* Your assignment *
Leave the pictures behind and repeat all the entries exactly.

Dataset entries:
__________
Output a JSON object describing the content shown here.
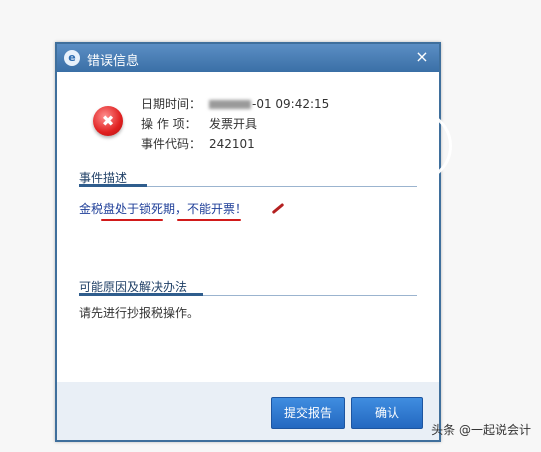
{
  "dialog": {
    "title": "错误信息",
    "close_label": "×"
  },
  "info": {
    "date_label": "日期时间：",
    "date_value": "-01 09:42:15",
    "operation_label": "操 作 项：",
    "operation_value": "发票开具",
    "code_label": "事件代码：",
    "code_value": "242101"
  },
  "event": {
    "heading": "事件描述",
    "description": "金税盘处于锁死期，不能开票！"
  },
  "causes": {
    "heading": "可能原因及解决办法",
    "text": "请先进行抄报税操作。"
  },
  "buttons": {
    "report": "提交报告",
    "confirm": "确认"
  },
  "watermark": "头条 @一起说会计",
  "colors": {
    "title_bar": "#3a6fa6",
    "button": "#2468c0",
    "annotation": "#d11a1a"
  }
}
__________
* Solution to the problem *
Output a JSON object describing the content shown here.
{
  "dialog": {
    "title": "错误信息",
    "close_label": "×"
  },
  "info": {
    "date_label": "日期时间：",
    "date_value": "-01 09:42:15",
    "operation_label": "操 作 项：",
    "operation_value": "发票开具",
    "code_label": "事件代码：",
    "code_value": "242101"
  },
  "event": {
    "heading": "事件描述",
    "description": "金税盘处于锁死期，不能开票！"
  },
  "causes": {
    "heading": "可能原因及解决办法",
    "text": "请先进行抄报税操作。"
  },
  "buttons": {
    "report": "提交报告",
    "confirm": "确认"
  },
  "watermark": "头条 @一起说会计",
  "colors": {
    "title_bar": "#3a6fa6",
    "button": "#2468c0",
    "annotation": "#d11a1a"
  }
}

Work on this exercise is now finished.